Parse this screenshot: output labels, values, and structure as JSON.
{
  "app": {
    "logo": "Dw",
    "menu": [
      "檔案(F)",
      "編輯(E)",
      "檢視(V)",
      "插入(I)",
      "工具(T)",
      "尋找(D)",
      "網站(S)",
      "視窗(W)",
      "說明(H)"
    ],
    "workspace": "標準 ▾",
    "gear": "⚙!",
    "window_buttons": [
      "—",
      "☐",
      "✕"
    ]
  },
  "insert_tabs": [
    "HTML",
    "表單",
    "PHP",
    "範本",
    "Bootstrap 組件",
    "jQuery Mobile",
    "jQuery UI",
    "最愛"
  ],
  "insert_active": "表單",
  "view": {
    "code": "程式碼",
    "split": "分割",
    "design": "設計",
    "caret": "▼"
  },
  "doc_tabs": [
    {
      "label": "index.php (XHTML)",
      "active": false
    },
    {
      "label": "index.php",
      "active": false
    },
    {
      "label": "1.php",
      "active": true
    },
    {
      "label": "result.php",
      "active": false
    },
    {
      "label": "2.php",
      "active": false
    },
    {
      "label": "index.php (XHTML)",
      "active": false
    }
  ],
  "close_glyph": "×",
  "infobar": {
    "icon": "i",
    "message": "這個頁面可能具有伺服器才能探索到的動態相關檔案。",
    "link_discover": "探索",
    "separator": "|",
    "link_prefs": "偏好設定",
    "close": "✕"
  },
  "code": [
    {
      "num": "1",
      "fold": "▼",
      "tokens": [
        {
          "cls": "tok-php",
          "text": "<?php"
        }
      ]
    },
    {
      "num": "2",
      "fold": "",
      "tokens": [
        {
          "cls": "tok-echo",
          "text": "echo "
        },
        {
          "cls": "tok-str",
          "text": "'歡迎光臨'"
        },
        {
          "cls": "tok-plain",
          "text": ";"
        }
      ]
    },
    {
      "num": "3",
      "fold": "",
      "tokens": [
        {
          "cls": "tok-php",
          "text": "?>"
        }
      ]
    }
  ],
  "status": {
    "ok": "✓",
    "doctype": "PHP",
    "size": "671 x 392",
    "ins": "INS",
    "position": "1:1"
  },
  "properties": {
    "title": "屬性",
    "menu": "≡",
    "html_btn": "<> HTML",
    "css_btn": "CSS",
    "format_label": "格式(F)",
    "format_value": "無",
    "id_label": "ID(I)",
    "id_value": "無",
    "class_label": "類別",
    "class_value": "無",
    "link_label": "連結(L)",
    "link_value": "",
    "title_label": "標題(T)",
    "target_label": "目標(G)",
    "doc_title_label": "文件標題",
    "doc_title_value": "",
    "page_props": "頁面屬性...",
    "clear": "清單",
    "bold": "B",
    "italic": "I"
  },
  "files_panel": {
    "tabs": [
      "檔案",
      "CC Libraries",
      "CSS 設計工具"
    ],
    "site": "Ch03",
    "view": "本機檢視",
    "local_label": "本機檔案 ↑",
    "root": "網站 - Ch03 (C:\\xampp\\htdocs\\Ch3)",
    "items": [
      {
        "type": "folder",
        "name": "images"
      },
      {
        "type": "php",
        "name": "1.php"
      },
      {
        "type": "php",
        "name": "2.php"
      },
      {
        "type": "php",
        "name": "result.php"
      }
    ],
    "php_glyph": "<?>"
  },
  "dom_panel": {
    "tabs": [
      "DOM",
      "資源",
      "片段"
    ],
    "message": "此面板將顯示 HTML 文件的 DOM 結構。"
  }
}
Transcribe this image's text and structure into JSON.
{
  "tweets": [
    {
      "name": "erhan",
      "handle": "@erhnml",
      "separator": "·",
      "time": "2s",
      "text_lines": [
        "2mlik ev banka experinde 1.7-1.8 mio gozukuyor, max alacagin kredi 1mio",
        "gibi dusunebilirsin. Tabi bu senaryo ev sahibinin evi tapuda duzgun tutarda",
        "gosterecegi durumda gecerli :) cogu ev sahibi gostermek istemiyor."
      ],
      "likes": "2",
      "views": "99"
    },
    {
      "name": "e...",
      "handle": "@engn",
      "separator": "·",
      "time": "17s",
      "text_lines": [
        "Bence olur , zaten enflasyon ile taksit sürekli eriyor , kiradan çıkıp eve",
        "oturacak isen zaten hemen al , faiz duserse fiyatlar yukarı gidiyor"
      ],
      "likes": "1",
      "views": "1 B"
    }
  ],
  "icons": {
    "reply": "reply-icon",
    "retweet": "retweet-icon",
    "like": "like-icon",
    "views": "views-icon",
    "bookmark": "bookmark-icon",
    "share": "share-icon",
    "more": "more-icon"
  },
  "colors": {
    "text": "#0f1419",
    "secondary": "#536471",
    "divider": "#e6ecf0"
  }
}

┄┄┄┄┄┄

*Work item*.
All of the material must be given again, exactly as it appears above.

*Exercise solution*.
Parse this screenshot: output labels, values, and structure as JSON.
{
  "app": {
    "logo": "Dw",
    "menu": [
      "檔案(F)",
      "編輯(E)",
      "檢視(V)",
      "插入(I)",
      "工具(T)",
      "尋找(D)",
      "網站(S)",
      "視窗(W)",
      "說明(H)"
    ],
    "workspace": "標準 ▾",
    "gear": "⚙!",
    "window_buttons": [
      "—",
      "☐",
      "✕"
    ]
  },
  "insert_tabs": [
    "HTML",
    "表單",
    "PHP",
    "範本",
    "Bootstrap 組件",
    "jQuery Mobile",
    "jQuery UI",
    "最愛"
  ],
  "insert_active": "表單",
  "view": {
    "code": "程式碼",
    "split": "分割",
    "design": "設計",
    "caret": "▼"
  },
  "doc_tabs": [
    {
      "label": "index.php (XHTML)",
      "active": false
    },
    {
      "label": "index.php",
      "active": false
    },
    {
      "label": "1.php",
      "active": true
    },
    {
      "label": "result.php",
      "active": false
    },
    {
      "label": "2.php",
      "active": false
    },
    {
      "label": "index.php (XHTML)",
      "active": false
    }
  ],
  "close_glyph": "×",
  "infobar": {
    "icon": "i",
    "message": "這個頁面可能具有伺服器才能探索到的動態相關檔案。",
    "link_discover": "探索",
    "separator": "|",
    "link_prefs": "偏好設定",
    "close": "✕"
  },
  "code": [
    {
      "num": "1",
      "fold": "▼",
      "tokens": [
        {
          "cls": "tok-php",
          "text": "<?php"
        }
      ]
    },
    {
      "num": "2",
      "fold": "",
      "tokens": [
        {
          "cls": "tok-echo",
          "text": "echo "
        },
        {
          "cls": "tok-str",
          "text": "'歡迎光臨'"
        },
        {
          "cls": "tok-plain",
          "text": ";"
        }
      ]
    },
    {
      "num": "3",
      "fold": "",
      "tokens": [
        {
          "cls": "tok-php",
          "text": "?>"
        }
      ]
    }
  ],
  "status": {
    "ok": "✓",
    "doctype": "PHP",
    "size": "671 x 392",
    "ins": "INS",
    "position": "1:1"
  },
  "properties": {
    "title": "屬性",
    "menu": "≡",
    "html_btn": "<> HTML",
    "css_btn": "CSS",
    "format_label": "格式(F)",
    "format_value": "無",
    "id_label": "ID(I)",
    "id_value": "無",
    "class_label": "類別",
    "class_value": "無",
    "link_label": "連結(L)",
    "link_value": "",
    "title_label": "標題(T)",
    "target_label": "目標(G)",
    "doc_title_label": "文件標題",
    "doc_title_value": "",
    "page_props": "頁面屬性...",
    "clear": "清單",
    "bold": "B",
    "italic": "I"
  },
  "files_panel": {
    "tabs": [
      "檔案",
      "CC Libraries",
      "CSS 設計工具"
    ],
    "site": "Ch03",
    "view": "本機檢視",
    "local_label": "本機檔案 ↑",
    "root": "網站 - Ch03 (C:\\xampp\\htdocs\\Ch3)",
    "items": [
      {
        "type": "folder",
        "name": "images"
      },
      {
        "type": "php",
        "name": "1.php"
      },
      {
        "type": "php",
        "name": "2.php"
      },
      {
        "type": "php",
        "name": "result.php"
      }
    ],
    "php_glyph": "<?>"
  },
  "dom_panel": {
    "tabs": [
      "DOM",
      "資源",
      "片段"
    ],
    "message": "此面板將顯示 HTML 文件的 DOM 結構。"
  }
}
Transcribe this image's text and structure into JSON.
{
  "tweets": [
    {
      "name": "erhan",
      "handle": "@erhnml",
      "separator": "·",
      "time": "2s",
      "text_lines": [
        "2mlik ev banka experinde 1.7-1.8 mio gozukuyor, max alacagin kredi 1mio",
        "gibi dusunebilirsin. Tabi bu senaryo ev sahibinin evi tapuda duzgun tutarda",
        "gosterecegi durumda gecerli :) cogu ev sahibi gostermek istemiyor."
      ],
      "likes": "2",
      "views": "99"
    },
    {
      "name": "e...",
      "handle": "@engn",
      "separator": "·",
      "time": "17s",
      "text_lines": [
        "Bence olur , zaten enflasyon ile taksit sürekli eriyor , kiradan çıkıp eve",
        "oturacak isen zaten hemen al , faiz duserse fiyatlar yukarı gidiyor"
      ],
      "likes": "1",
      "views": "1 B"
    }
  ],
  "icons": {
    "reply": "reply-icon",
    "retweet": "retweet-icon",
    "like": "like-icon",
    "views": "views-icon",
    "bookmark": "bookmark-icon",
    "share": "share-icon",
    "more": "more-icon"
  },
  "colors": {
    "text": "#0f1419",
    "secondary": "#536471",
    "divider": "#e6ecf0"
  }
}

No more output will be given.